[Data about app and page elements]
::::::::::

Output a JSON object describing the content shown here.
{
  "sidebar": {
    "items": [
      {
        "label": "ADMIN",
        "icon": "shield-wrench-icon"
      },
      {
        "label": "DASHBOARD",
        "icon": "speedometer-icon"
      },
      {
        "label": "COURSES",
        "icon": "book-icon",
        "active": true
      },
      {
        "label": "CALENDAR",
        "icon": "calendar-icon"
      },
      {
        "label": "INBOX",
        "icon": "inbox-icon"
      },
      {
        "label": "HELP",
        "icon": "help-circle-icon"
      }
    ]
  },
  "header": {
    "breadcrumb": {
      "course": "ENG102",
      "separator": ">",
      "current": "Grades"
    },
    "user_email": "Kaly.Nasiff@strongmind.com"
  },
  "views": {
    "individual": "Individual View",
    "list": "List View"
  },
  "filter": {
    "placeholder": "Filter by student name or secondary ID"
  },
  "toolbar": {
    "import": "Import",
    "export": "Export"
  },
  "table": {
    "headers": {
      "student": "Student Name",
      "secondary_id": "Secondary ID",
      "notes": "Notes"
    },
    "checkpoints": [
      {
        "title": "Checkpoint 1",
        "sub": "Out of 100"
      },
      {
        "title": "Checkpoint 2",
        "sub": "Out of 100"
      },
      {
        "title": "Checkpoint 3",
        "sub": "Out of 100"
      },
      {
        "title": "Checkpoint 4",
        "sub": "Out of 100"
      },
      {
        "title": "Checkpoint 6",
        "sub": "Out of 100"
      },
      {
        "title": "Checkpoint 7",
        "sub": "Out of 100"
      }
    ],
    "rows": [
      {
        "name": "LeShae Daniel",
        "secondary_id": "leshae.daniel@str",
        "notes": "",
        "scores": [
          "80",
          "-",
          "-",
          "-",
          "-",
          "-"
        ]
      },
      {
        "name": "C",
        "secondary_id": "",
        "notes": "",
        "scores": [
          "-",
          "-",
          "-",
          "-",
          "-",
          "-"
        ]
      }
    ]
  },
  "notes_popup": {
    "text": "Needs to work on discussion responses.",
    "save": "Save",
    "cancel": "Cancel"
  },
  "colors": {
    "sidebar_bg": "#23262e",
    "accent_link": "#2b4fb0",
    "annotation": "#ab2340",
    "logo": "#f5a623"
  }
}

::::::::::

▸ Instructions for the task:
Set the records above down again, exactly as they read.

▸ Answer to this exercise:
Output a JSON object describing the content shown here.
{
  "sidebar": {
    "items": [
      {
        "label": "ADMIN",
        "icon": "shield-wrench-icon"
      },
      {
        "label": "DASHBOARD",
        "icon": "speedometer-icon"
      },
      {
        "label": "COURSES",
        "icon": "book-icon",
        "active": true
      },
      {
        "label": "CALENDAR",
        "icon": "calendar-icon"
      },
      {
        "label": "INBOX",
        "icon": "inbox-icon"
      },
      {
        "label": "HELP",
        "icon": "help-circle-icon"
      }
    ]
  },
  "header": {
    "breadcrumb": {
      "course": "ENG102",
      "separator": ">",
      "current": "Grades"
    },
    "user_email": "Kaly.Nasiff@strongmind.com"
  },
  "views": {
    "individual": "Individual View",
    "list": "List View"
  },
  "filter": {
    "placeholder": "Filter by student name or secondary ID"
  },
  "toolbar": {
    "import": "Import",
    "export": "Export"
  },
  "table": {
    "headers": {
      "student": "Student Name",
      "secondary_id": "Secondary ID",
      "notes": "Notes"
    },
    "checkpoints": [
      {
        "title": "Checkpoint 1",
        "sub": "Out of 100"
      },
      {
        "title": "Checkpoint 2",
        "sub": "Out of 100"
      },
      {
        "title": "Checkpoint 3",
        "sub": "Out of 100"
      },
      {
        "title": "Checkpoint 4",
        "sub": "Out of 100"
      },
      {
        "title": "Checkpoint 6",
        "sub": "Out of 100"
      },
      {
        "title": "Checkpoint 7",
        "sub": "Out of 100"
      }
    ],
    "rows": [
      {
        "name": "LeShae Daniel",
        "secondary_id": "leshae.daniel@str",
        "notes": "",
        "scores": [
          "80",
          "-",
          "-",
          "-",
          "-",
          "-"
        ]
      },
      {
        "name": "C",
        "secondary_id": "",
        "notes": "",
        "scores": [
          "-",
          "-",
          "-",
          "-",
          "-",
          "-"
        ]
      }
    ]
  },
  "notes_popup": {
    "text": "Needs to work on discussion responses.",
    "save": "Save",
    "cancel": "Cancel"
  },
  "colors": {
    "sidebar_bg": "#23262e",
    "accent_link": "#2b4fb0",
    "annotation": "#ab2340",
    "logo": "#f5a623"
  }
}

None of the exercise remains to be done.